Healthy Magnolia Branch
Scale Infestation on Magnolia Branch
Ants Eating the Excreted Honeydew
The more I read, the more discouraged I become. Even the less organic solutions are often ineffective. I read an extensive article saying that Predatory Beetles worked well, only to learn they are no longer commercially available. Aphytis melinus is another possibility, and probably our next, best option. Pruning away the worst of the branches seems like a good idea, too. I would hate to have this spread to our larger magnolia just a few feet away.
Weight Watchers teaches you to eat well, and South Beach helps break sugar cravings, but have you heard of the Ladybug Diet? Those red-spotted beauties consume several times their body weight, ridding your roses of numerous garden pests. I wish I could consume several times my body weight in a day and remain looking as fresh as the Coccinella septempunctata.
Ladybugs, also referred to as ladybirds, eat Aphids, Spider Mites, Thrips, White Fly and other harmful pests. They are a boon to organic gardeners and a treat for the youngsters in the house, who enjoy setting them out at dusk.
Most garden centers now sell containers of live lady bugs. I bought ours at Almaden Valley Nursery. Keep them in a cool place during the day when they’re inactive.
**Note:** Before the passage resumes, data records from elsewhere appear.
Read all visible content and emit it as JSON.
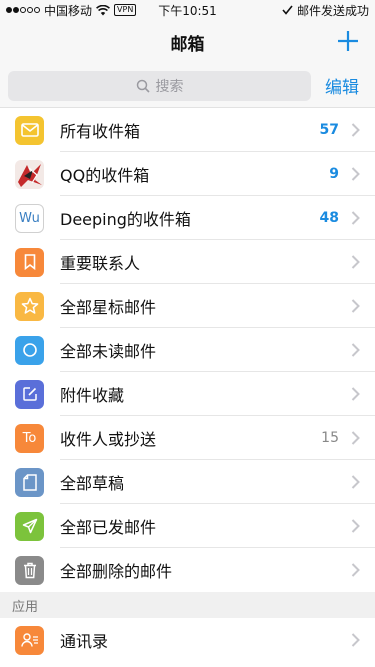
{
  "status": {
    "carrier": "中国移动",
    "vpn": "VPN",
    "time": "下午10:51",
    "message": "邮件发送成功"
  },
  "nav": {
    "title": "邮箱"
  },
  "search": {
    "placeholder": "搜索",
    "edit": "编辑"
  },
  "mailboxes": [
    {
      "label": "所有收件箱",
      "count": "57",
      "count_style": "blue",
      "icon": "inbox-icon",
      "color": "#f4c430"
    },
    {
      "label": "QQ的收件箱",
      "count": "9",
      "count_style": "blue",
      "icon": "qq-avatar-icon",
      "color": "#c4292a"
    },
    {
      "label": "Deeping的收件箱",
      "count": "48",
      "count_style": "blue",
      "icon": "wu-avatar-icon",
      "color": "#ffffff",
      "icon_text": "Wu"
    },
    {
      "label": "重要联系人",
      "count": "",
      "count_style": "",
      "icon": "bookmark-icon",
      "color": "#f7883a"
    },
    {
      "label": "全部星标邮件",
      "count": "",
      "count_style": "",
      "icon": "star-icon",
      "color": "#f9b843"
    },
    {
      "label": "全部未读邮件",
      "count": "",
      "count_style": "",
      "icon": "circle-icon",
      "color": "#3aa2ea"
    },
    {
      "label": "附件收藏",
      "count": "",
      "count_style": "",
      "icon": "attachment-edit-icon",
      "color": "#5a6fd9"
    },
    {
      "label": "收件人或抄送",
      "count": "15",
      "count_style": "gray",
      "icon": "to-cc-icon",
      "color": "#f7883a",
      "icon_text": "To"
    },
    {
      "label": "全部草稿",
      "count": "",
      "count_style": "",
      "icon": "draft-icon",
      "color": "#6b95c7"
    },
    {
      "label": "全部已发邮件",
      "count": "",
      "count_style": "",
      "icon": "send-icon",
      "color": "#7cc33c"
    },
    {
      "label": "全部删除的邮件",
      "count": "",
      "count_style": "",
      "icon": "trash-icon",
      "color": "#8a8a8a"
    }
  ],
  "apps_section": {
    "title": "应用"
  },
  "apps": [
    {
      "label": "通讯录",
      "icon": "contacts-icon",
      "color": "#f7883a"
    }
  ],
  "colors": {
    "accent": "#1a8be0"
  }
}
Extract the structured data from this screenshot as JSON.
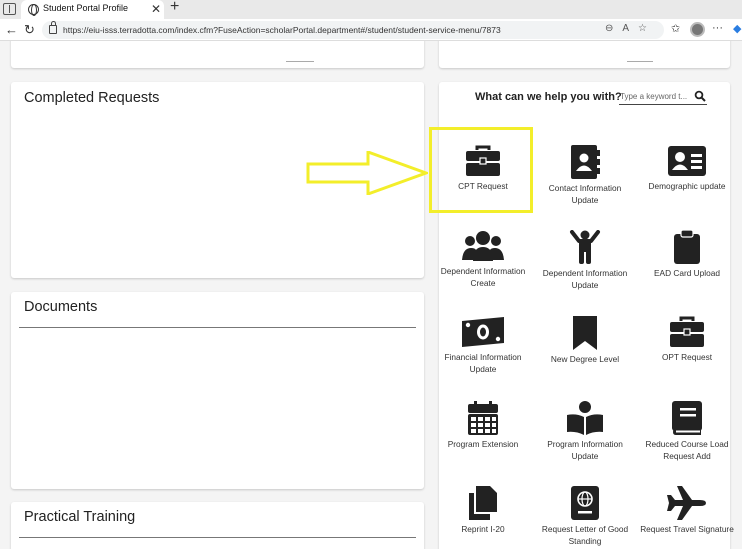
{
  "browser": {
    "tab_title": "Student Portal Profile",
    "url": "https://eiu-isss.terradotta.com/index.cfm?FuseAction=scholarPortal.department#/student/student-service-menu/7873"
  },
  "cards": {
    "completed_requests": "Completed Requests",
    "documents": "Documents",
    "practical_training": "Practical Training"
  },
  "help": {
    "title": "What can we help you with?",
    "search_placeholder": "Type a keyword t..."
  },
  "services": [
    {
      "label": "CPT Request",
      "icon": "briefcase-icon"
    },
    {
      "label": "Contact Information Update",
      "icon": "address-book-icon"
    },
    {
      "label": "Demographic update",
      "icon": "id-card-icon"
    },
    {
      "label": "Dependent Information Create",
      "icon": "users-icon"
    },
    {
      "label": "Dependent Information Update",
      "icon": "child-icon"
    },
    {
      "label": "EAD Card Upload",
      "icon": "clipboard-icon"
    },
    {
      "label": "Financial Information Update",
      "icon": "money-bill-icon"
    },
    {
      "label": "New Degree Level",
      "icon": "bookmark-icon"
    },
    {
      "label": "OPT Request",
      "icon": "briefcase-icon"
    },
    {
      "label": "Program Extension",
      "icon": "calendar-icon"
    },
    {
      "label": "Program Information Update",
      "icon": "book-reader-icon"
    },
    {
      "label": "Reduced Course Load Request Add",
      "icon": "book-icon"
    },
    {
      "label": "Reprint I-20",
      "icon": "copy-icon"
    },
    {
      "label": "Request Letter of Good Standing",
      "icon": "passport-icon"
    },
    {
      "label": "Request Travel Signature",
      "icon": "plane-icon"
    }
  ],
  "annotation": {
    "arrow_color": "#f3ee2a",
    "highlight_color": "#f3ee2a"
  },
  "colors": {
    "icon": "#222222",
    "page_bg": "#f4f4f4",
    "card_bg": "#ffffff"
  }
}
Tuesday night we watered the infested plant, cut open the mesh bag and offered them dinner. By morning, they had done a decent job eradicating the pests. Some years it takes two “applications” to wipe out the aphids or flies, but it’s always a treat to see hundreds of them gathered in one place so we don’t mind.
Ladybugs and Aphids
Garden Lady’s: Nature’s Pest Control
It’s 9:00. Do you know where your ladybugs are?
Read more about these farming heroes and the origin of the ladybug rhyme at Animal Planet.